Keeping Your Boundaries During the Holidays

There was once an old man known for being able to defeat any challenger. His reputation extended throughout the land and many gathered to study under him. One day, a young warrior arrived at the old man’s village. He was determined to be the first to defeat the great master, since he had both strength and the ability to notice and exploit the opponent’s weakness.

The old man gladly accepted the young warrior’s challenge. As the two faced one another, the young warrior began to hurl insults at the old master. The verbal insults went on for hours, yet the old man merely stood there motionless and calm. Finally, the young warrior exhausted himself. Defeated, he left.

The great master’s students gathered around the old man. “How could you endure such an indignity?” they wondered. “And how were you able to drive him away?”

“If someone comes to give you a gift and you do not accept it,” the master replied, “to whom does the gift belong?”

 

As we head into the holiday season we are likely be with family with whom old wounds may be lurking. If you usually experience an annoyance or straight up have an ongoing conflict with someone you're about to visit with, consider giving the relationship some thought ahead of time. If you can come up with greater insight to the dynamics that play out before you sit around the Thanksgiving table (or any situation, really), you might save yourself some heartache.

Consider:

  • What is it that bugs you about them? What are you worried about happening this time? What stories or past events can you not get out of your head?
  • Why do they annoy/upset/infuriate you? What is it about them that gets your goat? Why does that particular thing get under your skin?
  • When it happens, is it really a personal attack or is it possible that they are projecting their own issues into you? Do they try to injure you or are they maybe stuck in their own misery and throwing it out at others?
  • What are your limits? How much can you take without losing it? Where are your boundaries?

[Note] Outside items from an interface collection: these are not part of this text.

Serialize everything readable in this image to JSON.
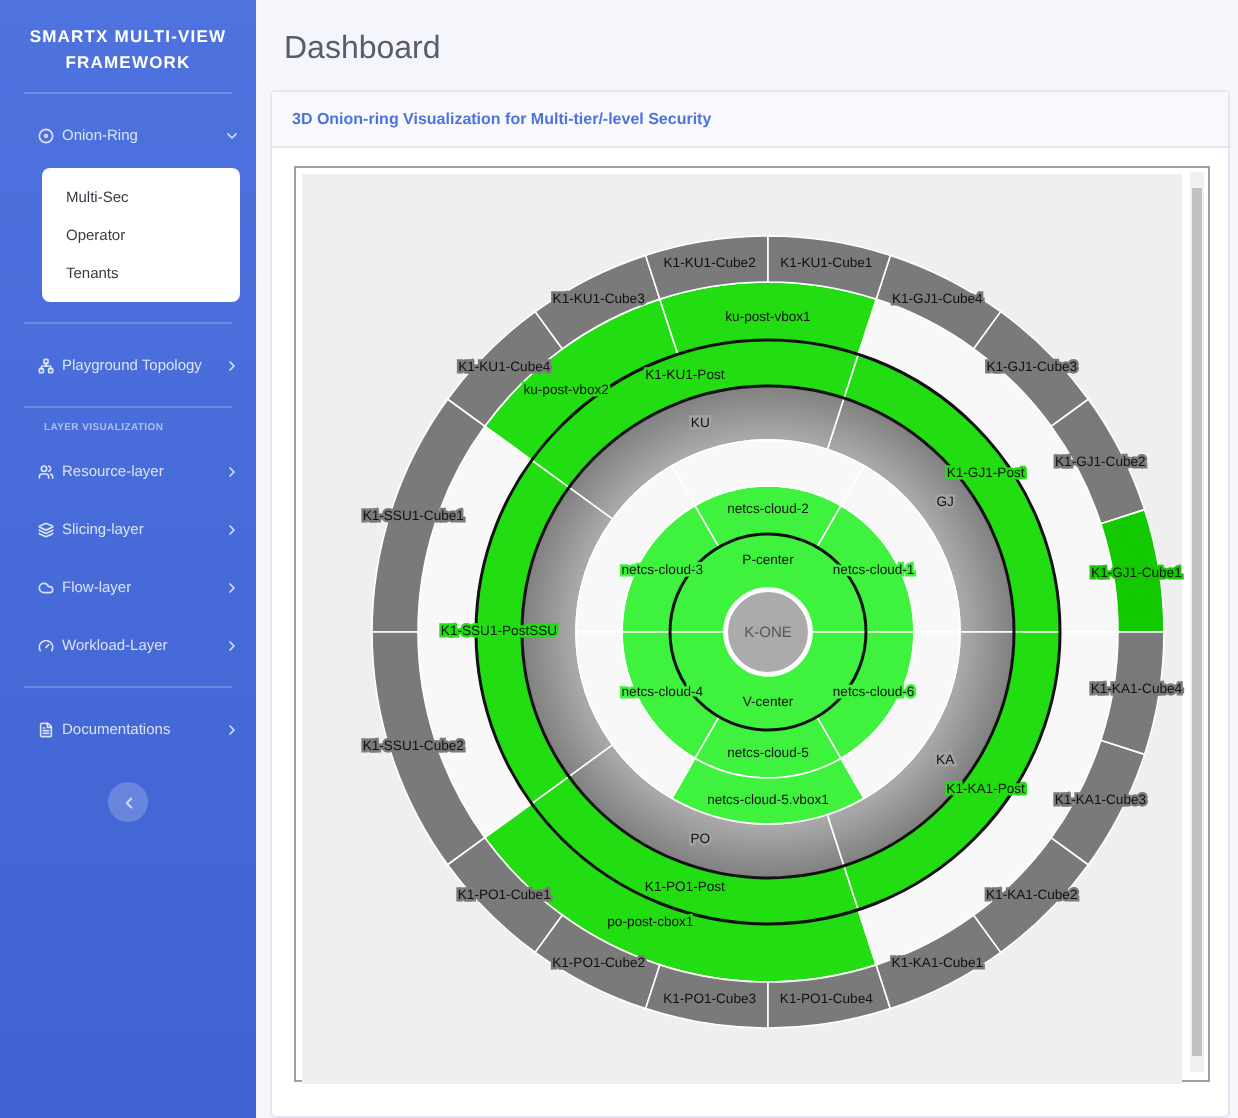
{
  "sidebar": {
    "title": "SMARTX MULTI-VIEW FRAMEWORK",
    "groups": [
      {
        "items": [
          {
            "label": "Onion-Ring",
            "expanded": true,
            "children": [
              {
                "label": "Multi-Sec"
              },
              {
                "label": "Operator"
              },
              {
                "label": "Tenants"
              }
            ]
          }
        ]
      },
      {
        "items": [
          {
            "label": "Playground Topology",
            "expanded": false
          }
        ]
      },
      {
        "heading": "LAYER VISUALIZATION",
        "items": [
          {
            "label": "Resource-layer",
            "expanded": false
          },
          {
            "label": "Slicing-layer",
            "expanded": false
          },
          {
            "label": "Flow-layer",
            "expanded": false
          },
          {
            "label": "Workload-Layer",
            "expanded": false
          }
        ]
      },
      {
        "items": [
          {
            "label": "Documentations",
            "expanded": false
          }
        ]
      }
    ]
  },
  "header": {
    "title": "Dashboard"
  },
  "card": {
    "title": "3D Onion-ring Visualization for Multi-tier/-level Security",
    "onion": {
      "core": "K-ONE",
      "inner": [
        {
          "label": "P-center",
          "kind": "green",
          "children": [
            {
              "label": "netcs-cloud-3",
              "kind": "green",
              "children": [
                {
                  "kind": "gap"
                }
              ]
            },
            {
              "label": "netcs-cloud-2",
              "kind": "green",
              "children": [
                {
                  "kind": "gap"
                }
              ]
            },
            {
              "label": "netcs-cloud-1",
              "kind": "green",
              "children": [
                {
                  "kind": "gap"
                }
              ]
            }
          ]
        },
        {
          "label": "V-center",
          "kind": "green",
          "children": [
            {
              "label": "netcs-cloud-4",
              "kind": "green",
              "children": [
                {
                  "kind": "gap"
                }
              ]
            },
            {
              "label": "netcs-cloud-5",
              "kind": "green",
              "children": [
                {
                  "label": "netcs-cloud-5.vbox1",
                  "kind": "green"
                }
              ]
            },
            {
              "label": "netcs-cloud-6",
              "kind": "green",
              "children": [
                {
                  "kind": "gap"
                }
              ]
            }
          ]
        }
      ],
      "outer": [
        {
          "label": "GJ",
          "kind": "grey",
          "children": [
            {
              "label": "K1-GJ1-Post",
              "kind": "green",
              "children": [
                {
                  "kind": "gap",
                  "children": [
                    {
                      "label": "K1-GJ1-Cube4",
                      "kind": "grey"
                    },
                    {
                      "label": "K1-GJ1-Cube3",
                      "kind": "grey"
                    },
                    {
                      "label": "K1-GJ1-Cube2",
                      "kind": "grey"
                    },
                    {
                      "label": "K1-GJ1-Cube1",
                      "kind": "green"
                    }
                  ]
                }
              ]
            }
          ]
        },
        {
          "label": "KU",
          "kind": "grey",
          "children": [
            {
              "label": "K1-KU1-Post",
              "kind": "green",
              "children": [
                {
                  "label": "ku-post-vbox2",
                  "kind": "green",
                  "children": [
                    {
                      "label": "K1-KU1-Cube4",
                      "kind": "grey"
                    },
                    {
                      "label": "K1-KU1-Cube3",
                      "kind": "grey"
                    }
                  ]
                },
                {
                  "label": "ku-post-vbox1",
                  "kind": "green",
                  "children": [
                    {
                      "label": "K1-KU1-Cube2",
                      "kind": "grey"
                    },
                    {
                      "label": "K1-KU1-Cube1",
                      "kind": "grey"
                    }
                  ]
                }
              ]
            }
          ]
        },
        {
          "kind": "grey",
          "children": [
            {
              "label": "K1-SSU1-PostSSU",
              "kind": "green",
              "children": [
                {
                  "kind": "gap",
                  "children": [
                    {
                      "label": "K1-SSU1-Cube1",
                      "kind": "grey"
                    },
                    {
                      "label": "K1-SSU1-Cube2",
                      "kind": "grey"
                    }
                  ]
                }
              ]
            }
          ]
        },
        {
          "label": "PO",
          "kind": "grey",
          "children": [
            {
              "label": "K1-PO1-Post",
              "kind": "green",
              "children": [
                {
                  "label": "po-post-cbox1",
                  "kind": "green",
                  "children": [
                    {
                      "label": "K1-PO1-Cube1",
                      "kind": "grey"
                    },
                    {
                      "label": "K1-PO1-Cube2",
                      "kind": "grey"
                    },
                    {
                      "label": "K1-PO1-Cube3",
                      "kind": "grey"
                    },
                    {
                      "label": "K1-PO1-Cube4",
                      "kind": "grey"
                    }
                  ]
                }
              ]
            }
          ]
        },
        {
          "label": "KA",
          "kind": "grey",
          "children": [
            {
              "label": "K1-KA1-Post",
              "kind": "green",
              "children": [
                {
                  "kind": "gap",
                  "children": [
                    {
                      "label": "K1-KA1-Cube1",
                      "kind": "grey"
                    },
                    {
                      "label": "K1-KA1-Cube2",
                      "kind": "grey"
                    },
                    {
                      "label": "K1-KA1-Cube3",
                      "kind": "grey"
                    },
                    {
                      "label": "K1-KA1-Cube4",
                      "kind": "grey"
                    }
                  ]
                }
              ]
            }
          ]
        }
      ]
    }
  }
}
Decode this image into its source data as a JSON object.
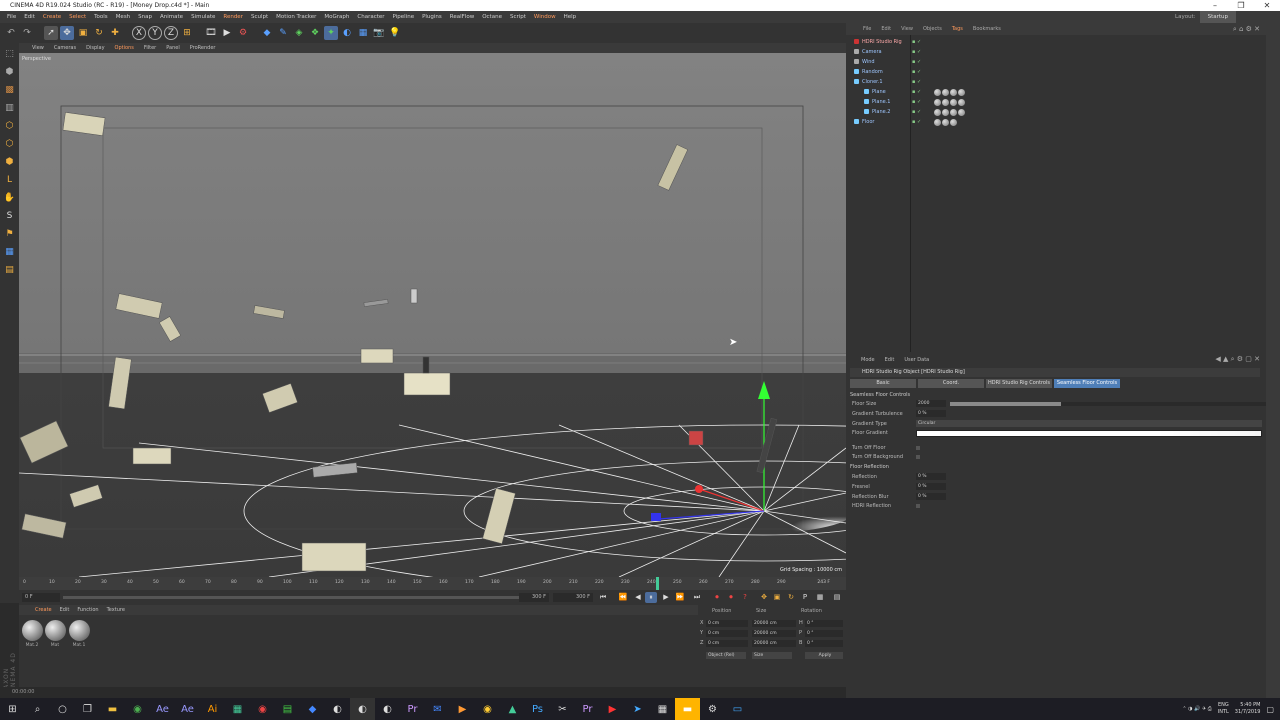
{
  "window": {
    "title": "CINEMA 4D R19.024 Studio (RC - R19) - [Money Drop.c4d *] - Main"
  },
  "menubar": {
    "items": [
      "File",
      "Edit",
      "Create",
      "Select",
      "Tools",
      "Mesh",
      "Snap",
      "Animate",
      "Simulate",
      "Render",
      "Sculpt",
      "Motion Tracker",
      "MoGraph",
      "Character",
      "Pipeline",
      "Plugins",
      "RealFlow",
      "Octane",
      "Script",
      "Window",
      "Help"
    ],
    "layout_label": "Layout:",
    "layout_value": "Startup"
  },
  "viewport": {
    "menu": [
      "View",
      "Cameras",
      "Display",
      "Filter",
      "Panel",
      "ProRender"
    ],
    "menu_extra": "Options",
    "label": "Perspective",
    "grid_spacing": "Grid Spacing : 10000 cm"
  },
  "timeline": {
    "ticks": [
      "0",
      "10",
      "20",
      "30",
      "40",
      "50",
      "60",
      "70",
      "80",
      "90",
      "100",
      "110",
      "120",
      "130",
      "140",
      "150",
      "160",
      "170",
      "180",
      "190",
      "200",
      "210",
      "220",
      "230",
      "240",
      "250",
      "260",
      "270",
      "280",
      "290"
    ],
    "current_frame": "243 F",
    "start_frame": "0 F",
    "end_frame_a": "300 F",
    "end_frame_b": "300 F"
  },
  "materials": {
    "menu": [
      "Create",
      "Edit",
      "Function",
      "Texture"
    ],
    "items": [
      {
        "label": "Mat.2"
      },
      {
        "label": "Mat"
      },
      {
        "label": "Mat.1"
      }
    ]
  },
  "coordinates": {
    "headers": [
      "Position",
      "Size",
      "Rotation"
    ],
    "rows": [
      {
        "axis": "X",
        "pos": "0 cm",
        "size": "20000 cm",
        "rot_axis": "H",
        "rot": "0 °"
      },
      {
        "axis": "Y",
        "pos": "0 cm",
        "size": "20000 cm",
        "rot_axis": "P",
        "rot": "0 °"
      },
      {
        "axis": "Z",
        "pos": "0 cm",
        "size": "20000 cm",
        "rot_axis": "B",
        "rot": "0 °"
      }
    ],
    "mode": "Object (Rel)",
    "size_mode": "Size",
    "apply": "Apply"
  },
  "status": {
    "text": "00:00:00",
    "brand": "MAXON CINEMA 4D"
  },
  "objects": {
    "menu": [
      "File",
      "Edit",
      "View",
      "Objects",
      "Tags",
      "Bookmarks"
    ],
    "items": [
      {
        "name": "HDRI Studio Rig",
        "color": "#c33",
        "selected": true
      },
      {
        "name": "Camera",
        "color": "#aaa"
      },
      {
        "name": "Wind",
        "color": "#aaa"
      },
      {
        "name": "Random",
        "color": "#7cf"
      },
      {
        "name": "Cloner.1",
        "color": "#7cf"
      },
      {
        "name": "Plane",
        "color": "#7cf"
      },
      {
        "name": "Plane.1",
        "color": "#7cf"
      },
      {
        "name": "Plane.2",
        "color": "#7cf"
      },
      {
        "name": "Floor",
        "color": "#7cf"
      }
    ]
  },
  "attributes": {
    "menu": [
      "Mode",
      "Edit",
      "User Data"
    ],
    "title": "HDRI Studio Rig Object [HDRI Studio Rig]",
    "tabs": [
      "Basic",
      "Coord.",
      "HDRI Studio Rig Controls",
      "Seamless Floor Controls"
    ],
    "active_tab": 3,
    "section1": "Seamless Floor Controls",
    "params1": [
      {
        "label": "Floor Size",
        "value": "2000",
        "slider": 0.35
      },
      {
        "label": "Gradient Turbulence",
        "value": "0 %",
        "slider": 0.0
      },
      {
        "label": "Gradient Type",
        "value": "Circular"
      },
      {
        "label": "Floor Gradient",
        "value": ""
      },
      {
        "label": "Turn Off Floor",
        "value": ""
      },
      {
        "label": "Turn Off Background",
        "value": ""
      }
    ],
    "section2": "Floor Reflection",
    "params2": [
      {
        "label": "Reflection",
        "value": "0 %"
      },
      {
        "label": "Fresnel",
        "value": "0 %"
      },
      {
        "label": "Reflection Blur",
        "value": "0 %"
      },
      {
        "label": "HDRI Reflection",
        "value": ""
      }
    ]
  },
  "taskbar": {
    "lang": "ENG",
    "region": "INTL",
    "time": "5:40 PM",
    "date": "31/7/2019"
  }
}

Only you know the answers to these questions and the answers may be unique to each person you’ll be interacting with. It’s also entirely possible that you don’t know the answers to these all questions yet, you just know that person annoys the heck out of you. This is why I encourage you to give yourself some time to prepare.

  • Try to let past stories stay in the past and look at events and relationships with a fresh eye in the present. This can help from compiling anger and resentment, which eats us up from the inside.
  • Be the person you want to be. Respond in a way that keeps you calm and neutral, if not positive. This can help keep a situation from escalating as well as helping you to stay grounded.
  • We teach others how to treat us. If someone is rude, critical or hurtful to you, tell them so and that you don’t appreciate (accept) it.
  • If someone begins trying to goad you into an argument, recognize it for what it is and try not to engage. You don’t have to respond to everything everyone says on that same level. You can provide a “small” answer that ends your participation and move on. You’re not obligate to play their game.
  • Be responsible for your feelings and personal boundaries. No one else is going to do it for you.
  • It’s okay to say no respectfully.
  • If all else fails, ignore and retreat.

To read my previous posts about the holidays, click here and here. To read more about personal boundaries here and here.

I do hope you have an enjoyable and happy Thanksgiving.